Amid the Obama administration’s increasingly apparent dereliction of duty to America’s role on the world stage, it seems that, in the Middle East at least, Israel is taking on an increased level of responsibility in the effort to halt the proliferation of both weapons of mass destruction and terror groups. This has been particularly apparent when it comes to the ongoing crisis and instability in Syria and the reports today that Israel’s air force carried out strikes against Hezbollah strongholds on the Syrian border so as to disrupt efforts to transfer weapons from Syria into Lebanon.
Given the refusal of the administration to take decisive action in Syria, the ongoing indication that Obama is seeking further withdrawals of U.S. troops–most significantly in Afghanistan–and now the cuts to the defense budget, it is clear that Western allies in the region are going to find themselves increasingly isolated. If this policy is to continue, Israel faces the prospect of being ever more alone in a region descending into worsening turmoil. The concern in places like Syria is not simply restricted to the fear of rogue regimes using stockpiles of chemical or biological weapons against their own people. Rather, with the growing strength of al-Qaeda-linked groups in these conflict zones, there is a real risk of the most devastating weapons falling into the hands of Islamist militants prepared to use them indiscriminately.
It is essentially only on account of Israel that the world does not currently face the unimaginable possibility of a Syria armed with nuclear weapons. Israel is widely understood to have been behind the 2007 strike on the North Korean-abetted nuclear program in Syria. Just as it was Israel that spared us all from the grim reality of life with a nuclear Iraq–no doubt with Saddam still in power to this day–when the Israelis took out Iraq’s nuclear reactor in 1981. As such, it does not seem unreasonable to speculate that, had it not been for the Obama administration purposefully tying Israel’s hands, the Iranian nuclear threat and the risk of a nuclear domino effect across the region might already have been lifted by now.

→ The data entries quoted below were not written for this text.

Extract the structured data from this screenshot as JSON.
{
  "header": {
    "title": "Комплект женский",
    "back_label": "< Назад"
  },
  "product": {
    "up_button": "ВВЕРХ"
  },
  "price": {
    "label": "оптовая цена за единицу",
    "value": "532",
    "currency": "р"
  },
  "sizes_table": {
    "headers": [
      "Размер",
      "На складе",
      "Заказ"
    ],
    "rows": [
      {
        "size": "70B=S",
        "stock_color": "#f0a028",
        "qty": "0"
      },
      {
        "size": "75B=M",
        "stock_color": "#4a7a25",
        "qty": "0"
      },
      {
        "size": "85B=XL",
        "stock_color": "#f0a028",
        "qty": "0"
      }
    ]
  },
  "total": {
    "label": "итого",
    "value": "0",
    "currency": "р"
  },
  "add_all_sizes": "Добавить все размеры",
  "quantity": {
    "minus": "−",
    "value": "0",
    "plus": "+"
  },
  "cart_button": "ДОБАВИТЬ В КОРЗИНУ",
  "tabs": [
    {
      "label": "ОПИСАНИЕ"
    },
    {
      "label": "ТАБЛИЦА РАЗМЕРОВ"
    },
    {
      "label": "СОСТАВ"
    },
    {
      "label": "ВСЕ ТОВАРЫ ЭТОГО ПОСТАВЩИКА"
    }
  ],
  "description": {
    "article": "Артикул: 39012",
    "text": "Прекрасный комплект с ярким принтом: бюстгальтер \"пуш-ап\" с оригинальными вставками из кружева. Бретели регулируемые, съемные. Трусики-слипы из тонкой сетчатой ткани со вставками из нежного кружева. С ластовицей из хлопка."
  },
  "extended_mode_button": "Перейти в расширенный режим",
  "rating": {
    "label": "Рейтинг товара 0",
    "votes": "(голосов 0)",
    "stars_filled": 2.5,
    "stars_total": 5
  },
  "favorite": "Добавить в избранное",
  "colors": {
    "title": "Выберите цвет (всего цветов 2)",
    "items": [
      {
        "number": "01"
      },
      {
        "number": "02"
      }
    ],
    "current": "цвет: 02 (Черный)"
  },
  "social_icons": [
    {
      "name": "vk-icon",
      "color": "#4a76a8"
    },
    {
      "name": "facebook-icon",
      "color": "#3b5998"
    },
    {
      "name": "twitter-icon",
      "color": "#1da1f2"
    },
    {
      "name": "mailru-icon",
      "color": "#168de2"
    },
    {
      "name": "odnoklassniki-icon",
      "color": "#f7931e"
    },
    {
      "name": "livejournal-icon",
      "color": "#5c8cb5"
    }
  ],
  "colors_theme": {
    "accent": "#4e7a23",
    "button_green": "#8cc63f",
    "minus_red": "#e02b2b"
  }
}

This, then, is a reminder of how Israel acts as somewhat of a restraining force in the Middle East. It also reaffirms the wrongheadedness of the commonly heard assertion that Israel and its dispute with the Palestinians is a regional destabilizer, that without the “Israel problem” the region would calm down and the Islamic world would forget its enmity for America. The latest strike by the IAF against Hezbollah forces attempting to transfer Syrian weapons to its Iranian proxy army in Lebanon is yet another example of how in the absence of decisive American action, Israel instead is acting to prevent the further deterioration of security in the region.

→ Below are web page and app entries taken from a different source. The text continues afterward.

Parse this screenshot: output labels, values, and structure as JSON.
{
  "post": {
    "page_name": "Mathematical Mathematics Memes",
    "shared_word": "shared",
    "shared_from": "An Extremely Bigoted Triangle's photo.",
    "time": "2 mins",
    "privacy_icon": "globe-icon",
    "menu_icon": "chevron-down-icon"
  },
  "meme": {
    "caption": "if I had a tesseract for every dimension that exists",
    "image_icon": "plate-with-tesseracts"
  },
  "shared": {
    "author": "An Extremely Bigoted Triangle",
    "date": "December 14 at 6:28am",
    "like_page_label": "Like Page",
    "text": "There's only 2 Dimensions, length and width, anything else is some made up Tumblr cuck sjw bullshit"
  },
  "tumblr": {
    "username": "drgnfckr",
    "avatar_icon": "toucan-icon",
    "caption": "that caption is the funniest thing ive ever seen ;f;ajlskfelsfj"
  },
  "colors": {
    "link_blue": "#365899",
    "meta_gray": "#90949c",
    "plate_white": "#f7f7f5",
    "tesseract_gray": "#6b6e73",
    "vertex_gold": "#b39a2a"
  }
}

It is also worth considering these facts in light of Secretary of State John Kerry’s efforts to reach a negotiated peace between Israel and the Palestinians. As part of efforts to reach an agreement it appears that the State Department has been pushing for an Israeli withdrawal from the strategically vital Jordan Valley, with the suggestion that American troops might take the place of the Israeli ones currently based there. This proposal seems all the more ludicrous given the Obama administration’s moves to cut back on both the defense budget and the U.S. military presence in the area as a whole. Israel cannot allow itself to be turned into a strategic basket case; it must maintain the means as well as the territory by which it is possible for it to go on defending itself.

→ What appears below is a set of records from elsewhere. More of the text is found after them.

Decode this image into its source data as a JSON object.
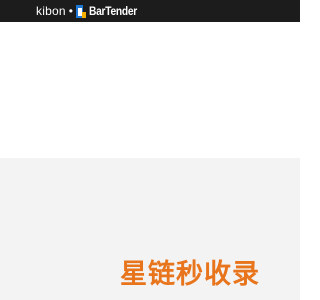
{
  "header": {
    "brand_left": "kibon",
    "separator": "•",
    "brand_right": "BarTender",
    "brand_icon": "bartender-logo-icon",
    "background_color": "#1c1c1c"
  },
  "footer": {
    "text": "星链秒收录",
    "color": "#e8741c"
  },
  "colors": {
    "body_background": "#ffffff",
    "lower_background": "#f3f3f3"
  }
}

But as we have been reminded of in recent days, Israel does not simply defend itself, it also acts to restrain dangerous extremist and rogue forces in the wider region.